The IEEE 802.21 refers to Media Independent Handoff (MIH) and is an IEEE standard published in 2008. The standard supports algorithms enabling seamless handover between wired and wireless networks of the same type as well as handover between different wired and wireless network types also called Media independent handover (MIH) or vertical handover. Vertical handover was first introduced by Mark Stemn and Randy Katz at U C Berkeley. The standard provides information to allow handing over to and from wired 802.3 network to wireless 802.11, 802.15, 802.16, 3GPP and 3GPP2 networks through different handover mechanisms.
Orthogonal frequency-division multiple access (OFDMA) is a multi-user version of the popular orthogonal frequency-division multiplexing (OFDM) digital modulation scheme. Multiple access is achieved in OFDMA by assigning subsets of subcarriers to individual users. This allows simultaneous low-data-rate transmission from several users.
Qualcomm Atheros is a developer of semiconductors for network communications, particularly wireless chipsets. Founded under the name T-Span Systems in 1998 by experts in signal processing and VLSI design from Stanford University, the University of California, Berkeley and private industry. The company was renamed Atheros Communications in 2000 and it completed an initial public offering in February 2004 trading on NASDAQ under the symbol ATHR.
The WiMedia Alliance was a non-profit industry trade group that promoted the adoption, regulation, standardization and multi-vendor interoperability of ultra-wideband (UWB) technologies. It existed from about 2002 through 2009.
Mobile broadband is the marketing term for wireless Internet access through a portable modem, USB wireless modem, or a tablet/smartphone or other mobile device. The first wireless Internet access became available in 1991 as part of the second generation (2G) of mobile phone technology. Higher speeds became available in 2001 and 2006 as part of the third (3G) and fourth (4G) generations. In 2011, 90% of the world's population lived in areas with 2G coverage, while 45% lived in areas with 2G and 3G coverage. Mobile broadband uses the spectrum of 225 MHz to 3700 MHz.
IEEE 802.11b-1999 or 802.11b, is an amendment to the IEEE 802.11 wireless networking specification that extends throughput up to 11 Mbit/s using the same 2.4GHz band. A related amendment was incorporated into the IEEE 802.11-2007 standard.
International Mobile Telecommunications-Advanced are the requirements issued by the ITU Radiocommunication Sector (ITU-R) of the International Telecommunication Union (ITU) in 2008 for what is marketed as 4G mobile phone and Internet access service.
WiGig, alternatively known as 60GHz Wi-Fi, refers to a set of 60 GHz wireless network protocols.
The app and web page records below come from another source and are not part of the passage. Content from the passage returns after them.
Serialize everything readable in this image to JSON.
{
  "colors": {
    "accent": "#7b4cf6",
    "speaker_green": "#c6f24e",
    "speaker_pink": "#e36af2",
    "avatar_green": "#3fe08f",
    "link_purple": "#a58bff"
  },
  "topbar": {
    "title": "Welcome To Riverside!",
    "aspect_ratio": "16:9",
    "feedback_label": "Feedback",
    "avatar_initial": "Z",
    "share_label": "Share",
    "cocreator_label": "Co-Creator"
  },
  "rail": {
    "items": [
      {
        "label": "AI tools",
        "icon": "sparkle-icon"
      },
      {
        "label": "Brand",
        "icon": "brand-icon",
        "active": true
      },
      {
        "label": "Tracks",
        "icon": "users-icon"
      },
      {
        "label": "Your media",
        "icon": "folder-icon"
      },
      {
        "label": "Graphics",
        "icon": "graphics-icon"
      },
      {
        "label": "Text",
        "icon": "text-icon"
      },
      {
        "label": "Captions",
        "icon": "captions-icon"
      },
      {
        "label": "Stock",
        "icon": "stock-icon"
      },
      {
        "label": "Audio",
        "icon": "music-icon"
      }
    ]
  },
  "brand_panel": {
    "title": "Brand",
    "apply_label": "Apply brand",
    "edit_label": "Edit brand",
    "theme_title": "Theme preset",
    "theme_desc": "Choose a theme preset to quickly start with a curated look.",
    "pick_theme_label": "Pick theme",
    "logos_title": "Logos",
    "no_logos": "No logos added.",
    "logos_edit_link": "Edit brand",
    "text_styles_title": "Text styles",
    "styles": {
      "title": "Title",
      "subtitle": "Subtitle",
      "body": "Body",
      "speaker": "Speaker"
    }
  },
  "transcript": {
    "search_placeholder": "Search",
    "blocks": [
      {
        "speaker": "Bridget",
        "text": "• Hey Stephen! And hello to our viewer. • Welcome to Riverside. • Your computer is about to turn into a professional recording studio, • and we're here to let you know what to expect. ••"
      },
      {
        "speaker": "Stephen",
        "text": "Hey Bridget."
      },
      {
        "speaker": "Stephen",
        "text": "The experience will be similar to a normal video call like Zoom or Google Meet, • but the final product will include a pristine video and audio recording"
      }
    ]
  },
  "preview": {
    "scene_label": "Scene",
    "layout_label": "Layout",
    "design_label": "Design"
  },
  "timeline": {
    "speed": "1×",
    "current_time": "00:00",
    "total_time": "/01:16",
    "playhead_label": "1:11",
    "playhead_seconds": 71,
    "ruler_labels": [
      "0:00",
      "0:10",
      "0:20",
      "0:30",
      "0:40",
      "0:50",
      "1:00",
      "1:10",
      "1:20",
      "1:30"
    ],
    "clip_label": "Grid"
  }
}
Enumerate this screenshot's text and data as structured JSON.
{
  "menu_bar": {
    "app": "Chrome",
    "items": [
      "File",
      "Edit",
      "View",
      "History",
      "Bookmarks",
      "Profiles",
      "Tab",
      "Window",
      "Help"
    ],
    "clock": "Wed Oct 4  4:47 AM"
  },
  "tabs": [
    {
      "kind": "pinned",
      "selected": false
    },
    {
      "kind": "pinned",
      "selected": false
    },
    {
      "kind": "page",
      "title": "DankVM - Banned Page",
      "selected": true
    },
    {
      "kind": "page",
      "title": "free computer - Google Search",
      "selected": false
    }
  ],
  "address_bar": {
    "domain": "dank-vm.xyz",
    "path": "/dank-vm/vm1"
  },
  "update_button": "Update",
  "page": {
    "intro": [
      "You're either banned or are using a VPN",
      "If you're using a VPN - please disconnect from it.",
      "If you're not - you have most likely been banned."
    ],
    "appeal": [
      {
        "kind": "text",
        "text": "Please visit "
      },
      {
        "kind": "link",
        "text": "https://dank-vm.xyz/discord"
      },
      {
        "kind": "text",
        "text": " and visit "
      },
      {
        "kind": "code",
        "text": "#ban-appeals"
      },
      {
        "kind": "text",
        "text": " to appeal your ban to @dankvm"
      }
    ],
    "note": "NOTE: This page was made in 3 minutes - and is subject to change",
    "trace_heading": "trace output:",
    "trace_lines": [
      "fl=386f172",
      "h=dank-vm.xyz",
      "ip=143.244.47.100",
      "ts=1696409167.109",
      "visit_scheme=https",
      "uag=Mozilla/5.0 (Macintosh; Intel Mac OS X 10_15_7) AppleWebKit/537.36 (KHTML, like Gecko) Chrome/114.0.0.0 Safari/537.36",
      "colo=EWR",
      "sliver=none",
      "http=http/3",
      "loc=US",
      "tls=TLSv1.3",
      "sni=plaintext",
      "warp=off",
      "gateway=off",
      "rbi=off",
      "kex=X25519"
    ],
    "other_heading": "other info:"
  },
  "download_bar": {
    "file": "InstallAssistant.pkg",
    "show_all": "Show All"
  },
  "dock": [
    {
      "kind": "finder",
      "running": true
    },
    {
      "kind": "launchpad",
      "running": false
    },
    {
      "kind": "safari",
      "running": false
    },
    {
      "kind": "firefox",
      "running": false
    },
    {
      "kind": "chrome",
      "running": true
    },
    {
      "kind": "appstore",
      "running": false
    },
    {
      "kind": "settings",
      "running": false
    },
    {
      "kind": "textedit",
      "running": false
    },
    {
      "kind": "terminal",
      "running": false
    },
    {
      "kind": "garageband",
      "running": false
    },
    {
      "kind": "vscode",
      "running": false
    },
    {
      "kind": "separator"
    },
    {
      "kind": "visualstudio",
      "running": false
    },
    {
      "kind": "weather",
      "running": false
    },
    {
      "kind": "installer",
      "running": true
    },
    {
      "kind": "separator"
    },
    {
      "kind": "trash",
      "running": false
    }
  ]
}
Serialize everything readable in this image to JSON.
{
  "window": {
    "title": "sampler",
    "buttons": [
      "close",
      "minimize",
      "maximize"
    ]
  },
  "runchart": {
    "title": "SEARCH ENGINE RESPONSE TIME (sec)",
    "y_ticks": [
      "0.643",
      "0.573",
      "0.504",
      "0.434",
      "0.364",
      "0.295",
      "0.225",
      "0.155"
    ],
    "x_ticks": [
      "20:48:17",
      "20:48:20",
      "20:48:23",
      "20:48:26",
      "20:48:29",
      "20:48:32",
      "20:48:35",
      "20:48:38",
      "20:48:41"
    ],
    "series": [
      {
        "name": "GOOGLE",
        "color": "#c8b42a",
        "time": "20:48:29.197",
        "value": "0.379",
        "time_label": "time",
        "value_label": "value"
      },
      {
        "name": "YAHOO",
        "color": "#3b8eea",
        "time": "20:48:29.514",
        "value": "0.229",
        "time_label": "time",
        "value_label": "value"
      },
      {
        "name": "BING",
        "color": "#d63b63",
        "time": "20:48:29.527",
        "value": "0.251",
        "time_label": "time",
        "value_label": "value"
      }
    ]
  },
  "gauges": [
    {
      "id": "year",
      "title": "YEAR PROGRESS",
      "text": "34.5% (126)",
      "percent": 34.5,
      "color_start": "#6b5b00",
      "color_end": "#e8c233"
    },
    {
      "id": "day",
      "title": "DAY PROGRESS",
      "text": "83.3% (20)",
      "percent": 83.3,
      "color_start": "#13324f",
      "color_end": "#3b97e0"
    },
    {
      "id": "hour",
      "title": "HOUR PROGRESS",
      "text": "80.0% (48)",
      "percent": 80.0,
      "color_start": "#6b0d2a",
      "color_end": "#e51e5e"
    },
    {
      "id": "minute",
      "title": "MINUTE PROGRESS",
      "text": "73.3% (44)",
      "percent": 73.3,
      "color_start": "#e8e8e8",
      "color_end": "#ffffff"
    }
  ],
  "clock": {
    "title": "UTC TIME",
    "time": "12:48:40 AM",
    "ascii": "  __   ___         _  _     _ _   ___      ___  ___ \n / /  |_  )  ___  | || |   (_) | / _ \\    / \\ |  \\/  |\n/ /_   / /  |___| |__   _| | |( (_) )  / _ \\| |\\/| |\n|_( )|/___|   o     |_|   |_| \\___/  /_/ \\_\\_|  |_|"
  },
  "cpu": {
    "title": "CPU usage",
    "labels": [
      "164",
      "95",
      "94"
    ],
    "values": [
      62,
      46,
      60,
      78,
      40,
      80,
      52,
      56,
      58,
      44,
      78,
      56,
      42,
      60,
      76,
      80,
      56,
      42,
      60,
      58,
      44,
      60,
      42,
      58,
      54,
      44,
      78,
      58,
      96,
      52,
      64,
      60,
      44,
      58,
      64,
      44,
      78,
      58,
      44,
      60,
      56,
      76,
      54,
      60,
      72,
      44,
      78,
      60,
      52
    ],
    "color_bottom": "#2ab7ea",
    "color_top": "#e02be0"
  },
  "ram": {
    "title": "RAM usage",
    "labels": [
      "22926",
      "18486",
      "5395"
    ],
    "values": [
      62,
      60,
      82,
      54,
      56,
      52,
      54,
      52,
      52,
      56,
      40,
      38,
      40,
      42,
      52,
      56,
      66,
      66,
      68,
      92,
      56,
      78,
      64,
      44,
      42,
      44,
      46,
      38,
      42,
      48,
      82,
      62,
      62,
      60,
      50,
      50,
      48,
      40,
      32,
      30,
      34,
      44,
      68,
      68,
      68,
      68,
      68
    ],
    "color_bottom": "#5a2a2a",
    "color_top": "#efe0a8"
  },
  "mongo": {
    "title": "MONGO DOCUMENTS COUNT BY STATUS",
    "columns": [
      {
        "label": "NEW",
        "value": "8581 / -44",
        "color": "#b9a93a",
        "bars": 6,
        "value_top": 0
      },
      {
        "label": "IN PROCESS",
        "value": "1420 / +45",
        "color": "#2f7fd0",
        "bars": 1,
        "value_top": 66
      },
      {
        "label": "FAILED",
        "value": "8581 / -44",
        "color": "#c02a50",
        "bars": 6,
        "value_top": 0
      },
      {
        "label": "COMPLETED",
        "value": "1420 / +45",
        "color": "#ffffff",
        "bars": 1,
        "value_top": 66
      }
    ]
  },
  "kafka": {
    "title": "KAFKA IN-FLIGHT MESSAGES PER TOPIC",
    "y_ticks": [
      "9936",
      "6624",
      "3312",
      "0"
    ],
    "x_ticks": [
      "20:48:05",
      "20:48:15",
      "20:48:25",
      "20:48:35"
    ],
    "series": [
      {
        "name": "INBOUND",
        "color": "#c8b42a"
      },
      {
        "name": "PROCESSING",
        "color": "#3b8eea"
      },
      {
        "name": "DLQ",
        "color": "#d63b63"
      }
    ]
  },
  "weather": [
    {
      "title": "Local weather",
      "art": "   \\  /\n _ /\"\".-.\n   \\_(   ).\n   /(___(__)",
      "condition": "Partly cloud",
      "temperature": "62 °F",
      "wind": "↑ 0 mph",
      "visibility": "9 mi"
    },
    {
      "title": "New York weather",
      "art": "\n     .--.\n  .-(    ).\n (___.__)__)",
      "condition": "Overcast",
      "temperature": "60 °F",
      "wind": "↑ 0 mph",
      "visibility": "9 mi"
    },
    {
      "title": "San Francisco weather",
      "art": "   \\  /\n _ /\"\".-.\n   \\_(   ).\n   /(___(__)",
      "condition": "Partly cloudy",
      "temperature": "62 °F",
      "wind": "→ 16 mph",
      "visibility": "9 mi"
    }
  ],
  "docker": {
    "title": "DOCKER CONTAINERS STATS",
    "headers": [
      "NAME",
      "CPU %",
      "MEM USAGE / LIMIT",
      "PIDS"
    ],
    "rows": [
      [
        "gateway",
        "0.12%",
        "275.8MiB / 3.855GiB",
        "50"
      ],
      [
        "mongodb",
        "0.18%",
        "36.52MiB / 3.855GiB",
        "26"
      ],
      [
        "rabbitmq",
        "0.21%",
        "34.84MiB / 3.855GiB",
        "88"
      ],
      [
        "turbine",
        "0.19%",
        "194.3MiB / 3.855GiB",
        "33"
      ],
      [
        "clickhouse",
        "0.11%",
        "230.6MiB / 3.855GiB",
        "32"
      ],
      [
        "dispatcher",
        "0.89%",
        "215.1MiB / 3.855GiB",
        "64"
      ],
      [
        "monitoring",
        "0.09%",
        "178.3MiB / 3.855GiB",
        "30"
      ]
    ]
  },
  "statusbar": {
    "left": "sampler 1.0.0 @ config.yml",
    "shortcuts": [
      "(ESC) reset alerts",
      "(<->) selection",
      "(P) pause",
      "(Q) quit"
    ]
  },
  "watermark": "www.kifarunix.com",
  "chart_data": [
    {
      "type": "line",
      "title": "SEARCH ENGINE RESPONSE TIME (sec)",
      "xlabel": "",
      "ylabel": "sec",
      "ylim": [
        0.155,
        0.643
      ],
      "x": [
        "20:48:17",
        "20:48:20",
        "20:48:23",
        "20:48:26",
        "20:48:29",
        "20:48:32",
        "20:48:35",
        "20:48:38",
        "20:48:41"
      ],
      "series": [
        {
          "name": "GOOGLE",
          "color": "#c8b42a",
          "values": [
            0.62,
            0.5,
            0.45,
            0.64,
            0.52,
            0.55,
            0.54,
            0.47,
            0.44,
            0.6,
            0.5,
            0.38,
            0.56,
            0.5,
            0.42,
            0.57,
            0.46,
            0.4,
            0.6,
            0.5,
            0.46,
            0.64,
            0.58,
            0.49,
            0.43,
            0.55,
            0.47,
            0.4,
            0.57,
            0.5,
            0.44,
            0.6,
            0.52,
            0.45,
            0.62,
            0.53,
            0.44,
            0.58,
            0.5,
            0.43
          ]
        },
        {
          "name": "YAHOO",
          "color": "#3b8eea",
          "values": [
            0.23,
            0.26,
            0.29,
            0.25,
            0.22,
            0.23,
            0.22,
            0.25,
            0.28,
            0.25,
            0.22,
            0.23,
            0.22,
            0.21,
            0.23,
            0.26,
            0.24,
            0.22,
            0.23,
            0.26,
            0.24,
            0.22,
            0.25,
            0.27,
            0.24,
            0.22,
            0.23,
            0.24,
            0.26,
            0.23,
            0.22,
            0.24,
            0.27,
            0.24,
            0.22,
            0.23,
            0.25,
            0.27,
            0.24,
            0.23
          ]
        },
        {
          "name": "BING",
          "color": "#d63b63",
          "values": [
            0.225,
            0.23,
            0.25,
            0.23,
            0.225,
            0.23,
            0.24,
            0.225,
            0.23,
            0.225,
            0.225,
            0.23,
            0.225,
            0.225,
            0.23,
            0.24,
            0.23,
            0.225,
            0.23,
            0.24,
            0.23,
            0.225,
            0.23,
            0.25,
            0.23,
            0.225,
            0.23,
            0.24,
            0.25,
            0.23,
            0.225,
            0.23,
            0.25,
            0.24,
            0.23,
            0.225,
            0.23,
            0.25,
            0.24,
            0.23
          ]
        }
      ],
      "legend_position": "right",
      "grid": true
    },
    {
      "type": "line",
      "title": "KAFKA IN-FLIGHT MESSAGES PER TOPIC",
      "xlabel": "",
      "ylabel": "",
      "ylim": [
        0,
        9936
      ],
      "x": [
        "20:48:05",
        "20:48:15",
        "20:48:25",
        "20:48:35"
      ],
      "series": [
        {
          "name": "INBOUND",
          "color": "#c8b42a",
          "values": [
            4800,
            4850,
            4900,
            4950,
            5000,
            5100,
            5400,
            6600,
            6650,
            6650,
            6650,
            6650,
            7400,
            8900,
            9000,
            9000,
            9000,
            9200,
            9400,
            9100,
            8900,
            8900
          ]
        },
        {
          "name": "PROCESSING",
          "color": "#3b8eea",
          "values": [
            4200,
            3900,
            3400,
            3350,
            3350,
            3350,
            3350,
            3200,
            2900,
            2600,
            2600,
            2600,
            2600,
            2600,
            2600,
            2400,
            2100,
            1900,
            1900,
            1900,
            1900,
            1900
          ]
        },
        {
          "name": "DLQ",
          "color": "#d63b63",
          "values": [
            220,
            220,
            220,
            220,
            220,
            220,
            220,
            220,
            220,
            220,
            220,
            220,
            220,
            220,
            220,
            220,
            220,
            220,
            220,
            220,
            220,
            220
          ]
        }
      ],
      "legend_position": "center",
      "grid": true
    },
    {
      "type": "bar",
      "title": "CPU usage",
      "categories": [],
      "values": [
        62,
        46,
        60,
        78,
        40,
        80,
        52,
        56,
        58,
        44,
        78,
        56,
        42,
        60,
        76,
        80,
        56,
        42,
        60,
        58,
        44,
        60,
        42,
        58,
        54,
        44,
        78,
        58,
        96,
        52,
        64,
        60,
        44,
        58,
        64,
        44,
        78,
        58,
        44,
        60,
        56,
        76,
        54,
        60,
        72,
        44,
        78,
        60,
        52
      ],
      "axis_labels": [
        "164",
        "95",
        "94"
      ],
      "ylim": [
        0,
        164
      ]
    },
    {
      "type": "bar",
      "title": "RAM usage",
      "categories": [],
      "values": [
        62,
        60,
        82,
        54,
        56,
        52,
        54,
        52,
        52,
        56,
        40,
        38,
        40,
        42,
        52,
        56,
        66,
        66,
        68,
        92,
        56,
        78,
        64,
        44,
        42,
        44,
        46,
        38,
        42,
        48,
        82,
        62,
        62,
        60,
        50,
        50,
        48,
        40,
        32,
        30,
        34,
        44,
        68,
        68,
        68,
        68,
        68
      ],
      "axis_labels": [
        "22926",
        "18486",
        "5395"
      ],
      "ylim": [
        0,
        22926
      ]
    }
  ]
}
It includes the current IEEE 802.11ad standard and also the upcoming IEEE 802.11ay standard.
Bernhard H. Walke is a pioneer of mobile Internet access and professor emeritus at RWTH Aachen University in Germany. He is a driver of wireless and mobile 2G to 5G cellular radio networks technologies. In 1985 he proposed a local cellular radio network comprising technologies in use today in 2G to 4G and discussed for 5G systems, like self-organization of a radio mesh network, integration of circuit- and packet switching, de-centralized radio resource control, TDMA/spread spectrum data transmission, antenna beam steering, spatial beam multiplexing, interference coordination, S-Aloha based multiple access and demand assigned traffic channels, mobile broadband transmission using mm-waves, and multi-hop communication.
IEEE 802.11ax, marketed as Wi-Fi 6 by Wi-Fi Alliance, is one of the two Wi-Fi specifications standards of IEEE 802.11 expecting full deployment in late 2019; the other is IEEE 802.11ay. They can be thought of as High Efficiency Wireless.